◆ EXERCISE OBJECTIVE
Copy every line below where the string "true" is found.
##############################
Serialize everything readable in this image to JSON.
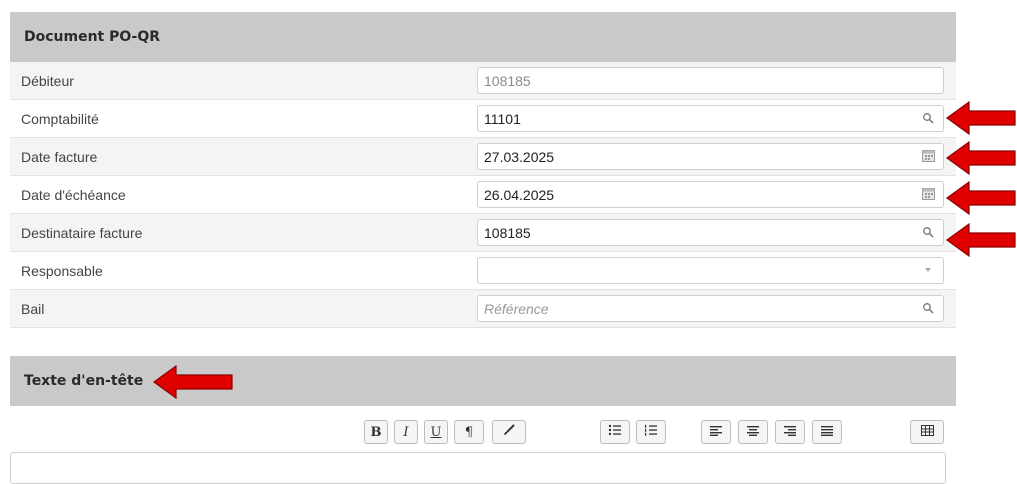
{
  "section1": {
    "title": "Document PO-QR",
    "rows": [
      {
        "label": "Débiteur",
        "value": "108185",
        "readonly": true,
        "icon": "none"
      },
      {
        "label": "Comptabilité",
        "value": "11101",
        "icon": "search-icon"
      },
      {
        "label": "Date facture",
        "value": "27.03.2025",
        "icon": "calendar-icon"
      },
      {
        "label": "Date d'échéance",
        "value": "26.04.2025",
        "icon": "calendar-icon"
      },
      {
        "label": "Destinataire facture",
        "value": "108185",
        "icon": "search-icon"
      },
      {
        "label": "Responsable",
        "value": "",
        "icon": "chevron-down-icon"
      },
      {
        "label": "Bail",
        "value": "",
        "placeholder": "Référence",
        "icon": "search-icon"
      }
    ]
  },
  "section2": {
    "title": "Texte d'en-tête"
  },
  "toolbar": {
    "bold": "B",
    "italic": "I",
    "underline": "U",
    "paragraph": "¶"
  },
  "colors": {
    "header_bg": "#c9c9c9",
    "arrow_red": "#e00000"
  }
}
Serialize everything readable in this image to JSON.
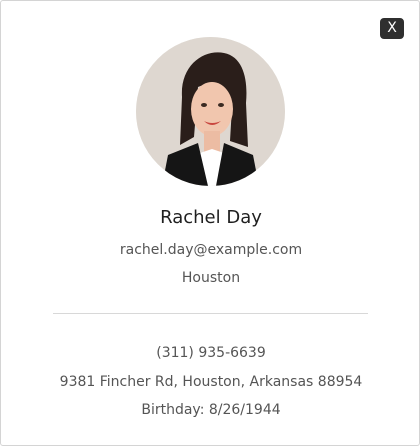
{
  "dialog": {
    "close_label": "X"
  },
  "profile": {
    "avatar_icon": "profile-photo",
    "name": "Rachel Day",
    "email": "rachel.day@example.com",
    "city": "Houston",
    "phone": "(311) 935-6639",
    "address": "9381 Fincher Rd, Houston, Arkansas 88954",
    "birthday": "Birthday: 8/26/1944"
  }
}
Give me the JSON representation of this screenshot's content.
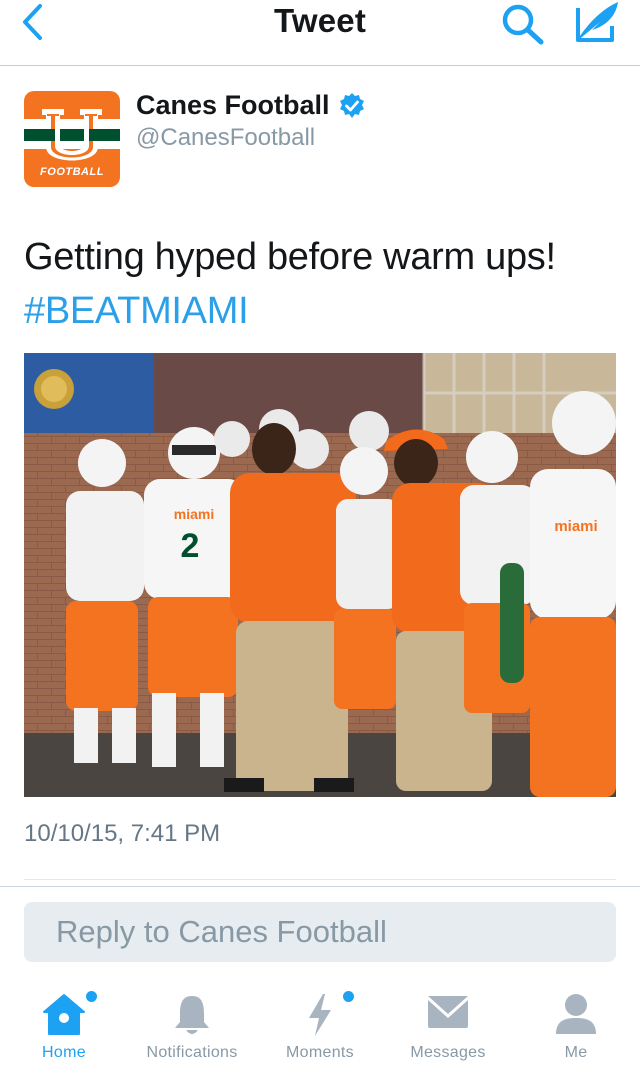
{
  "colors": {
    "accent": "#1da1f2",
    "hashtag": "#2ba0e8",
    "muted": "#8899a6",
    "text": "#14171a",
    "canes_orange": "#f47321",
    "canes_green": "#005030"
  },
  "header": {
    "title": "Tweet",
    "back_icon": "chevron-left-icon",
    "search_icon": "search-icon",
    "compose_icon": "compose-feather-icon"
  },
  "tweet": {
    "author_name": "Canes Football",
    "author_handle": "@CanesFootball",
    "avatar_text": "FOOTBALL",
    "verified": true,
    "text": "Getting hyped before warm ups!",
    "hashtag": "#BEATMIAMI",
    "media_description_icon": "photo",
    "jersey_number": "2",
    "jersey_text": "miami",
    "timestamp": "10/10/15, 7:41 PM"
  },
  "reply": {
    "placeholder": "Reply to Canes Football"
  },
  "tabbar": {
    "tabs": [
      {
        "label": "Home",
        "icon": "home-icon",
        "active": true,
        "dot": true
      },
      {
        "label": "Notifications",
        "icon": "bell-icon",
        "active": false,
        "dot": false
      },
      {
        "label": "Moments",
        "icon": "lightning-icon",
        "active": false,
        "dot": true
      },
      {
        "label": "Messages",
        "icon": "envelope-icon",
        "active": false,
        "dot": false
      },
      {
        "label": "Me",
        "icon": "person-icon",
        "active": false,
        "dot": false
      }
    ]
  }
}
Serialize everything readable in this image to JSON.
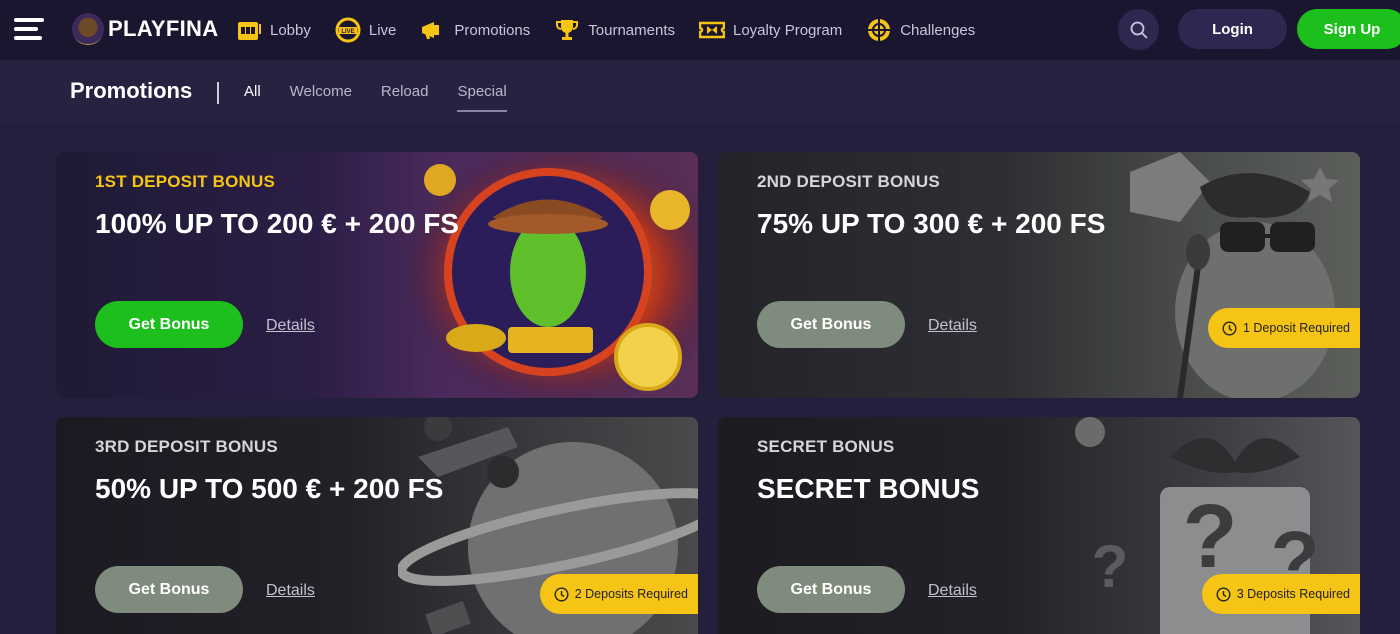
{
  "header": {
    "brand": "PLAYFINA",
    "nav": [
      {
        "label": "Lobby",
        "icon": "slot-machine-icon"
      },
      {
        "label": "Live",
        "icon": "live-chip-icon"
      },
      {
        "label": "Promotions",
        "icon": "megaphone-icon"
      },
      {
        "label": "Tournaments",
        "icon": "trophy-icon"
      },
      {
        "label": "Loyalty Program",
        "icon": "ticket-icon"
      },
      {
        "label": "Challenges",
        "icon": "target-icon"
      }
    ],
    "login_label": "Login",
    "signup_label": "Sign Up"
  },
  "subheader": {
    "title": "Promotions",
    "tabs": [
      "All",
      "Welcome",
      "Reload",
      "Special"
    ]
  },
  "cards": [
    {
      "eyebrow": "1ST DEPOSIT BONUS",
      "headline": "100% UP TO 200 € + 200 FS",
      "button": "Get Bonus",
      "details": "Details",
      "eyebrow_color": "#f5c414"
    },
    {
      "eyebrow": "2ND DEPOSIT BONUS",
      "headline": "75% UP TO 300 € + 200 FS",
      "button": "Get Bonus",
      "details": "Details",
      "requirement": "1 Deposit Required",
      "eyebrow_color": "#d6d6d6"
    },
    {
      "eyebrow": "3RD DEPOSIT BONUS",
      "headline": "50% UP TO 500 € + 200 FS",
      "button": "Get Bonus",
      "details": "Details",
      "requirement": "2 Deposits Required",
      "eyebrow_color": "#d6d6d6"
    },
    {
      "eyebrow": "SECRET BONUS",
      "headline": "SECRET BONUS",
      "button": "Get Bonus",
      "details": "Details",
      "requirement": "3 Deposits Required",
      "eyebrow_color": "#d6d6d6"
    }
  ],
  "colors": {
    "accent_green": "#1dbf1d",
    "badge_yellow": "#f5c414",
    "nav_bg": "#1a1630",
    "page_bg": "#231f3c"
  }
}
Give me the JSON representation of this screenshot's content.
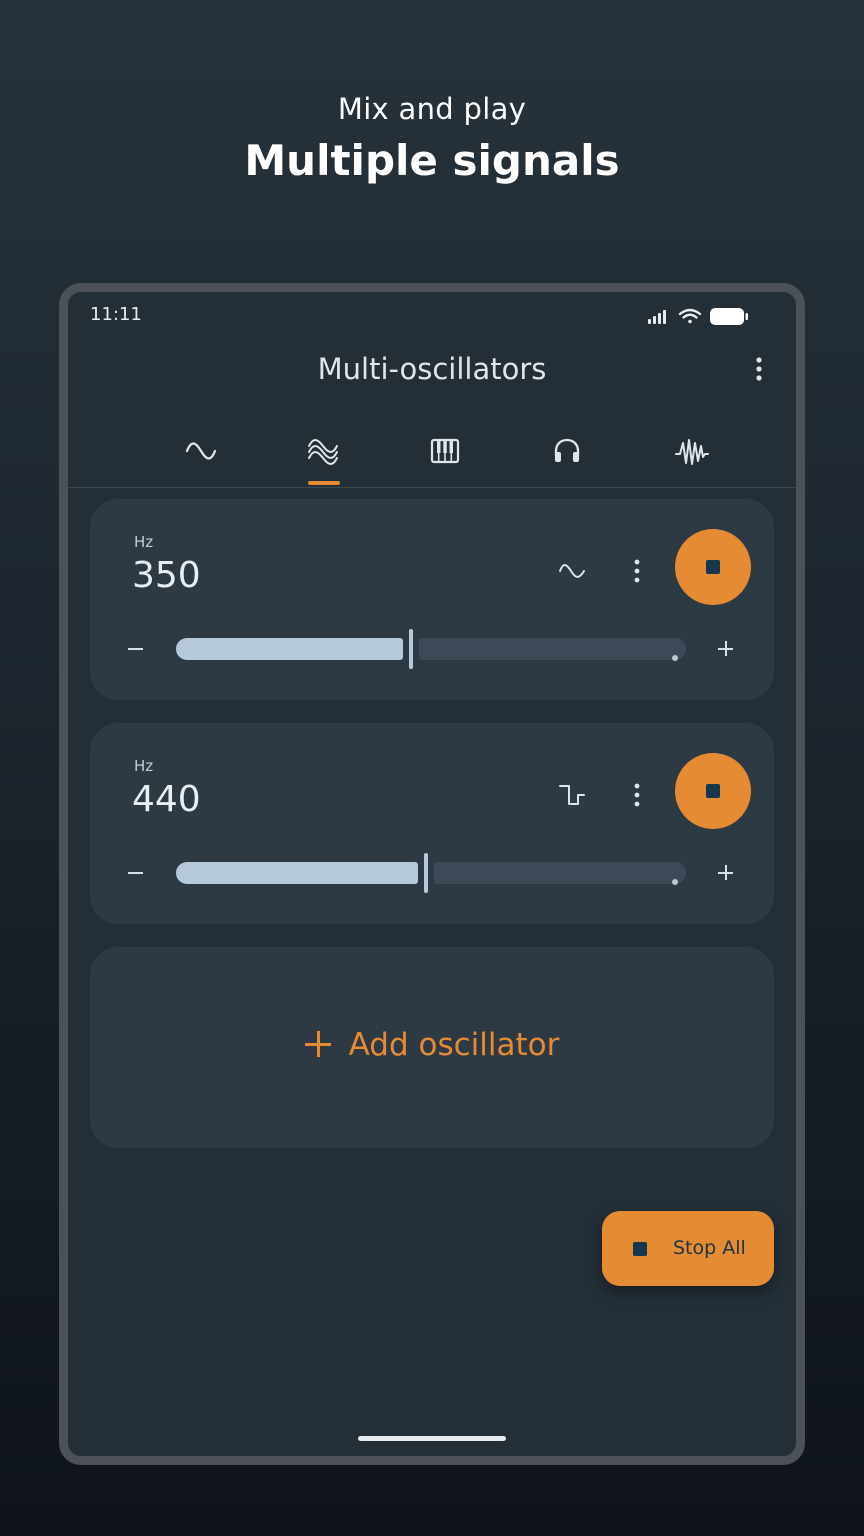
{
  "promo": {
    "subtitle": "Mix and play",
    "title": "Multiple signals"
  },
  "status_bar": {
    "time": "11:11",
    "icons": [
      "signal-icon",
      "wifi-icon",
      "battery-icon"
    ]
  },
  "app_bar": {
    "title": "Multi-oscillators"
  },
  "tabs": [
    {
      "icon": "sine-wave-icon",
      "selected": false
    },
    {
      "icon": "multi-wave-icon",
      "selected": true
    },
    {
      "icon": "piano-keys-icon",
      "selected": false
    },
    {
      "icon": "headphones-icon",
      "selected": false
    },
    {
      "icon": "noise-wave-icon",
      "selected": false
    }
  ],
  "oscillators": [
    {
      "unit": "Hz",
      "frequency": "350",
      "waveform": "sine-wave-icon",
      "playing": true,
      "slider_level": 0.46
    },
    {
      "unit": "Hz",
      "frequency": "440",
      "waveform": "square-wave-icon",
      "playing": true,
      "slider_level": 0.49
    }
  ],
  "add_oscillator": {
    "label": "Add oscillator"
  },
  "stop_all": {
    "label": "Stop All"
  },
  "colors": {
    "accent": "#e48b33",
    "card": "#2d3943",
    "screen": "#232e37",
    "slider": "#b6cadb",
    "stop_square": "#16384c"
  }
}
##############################
◆ ANSWER TO THIS EXERCISE
        "readonly": true,
    "verified": true,
        "active": true,
        "dot": true
        "dot": true
      "selected": true
      "playing": true,
      "playing": true,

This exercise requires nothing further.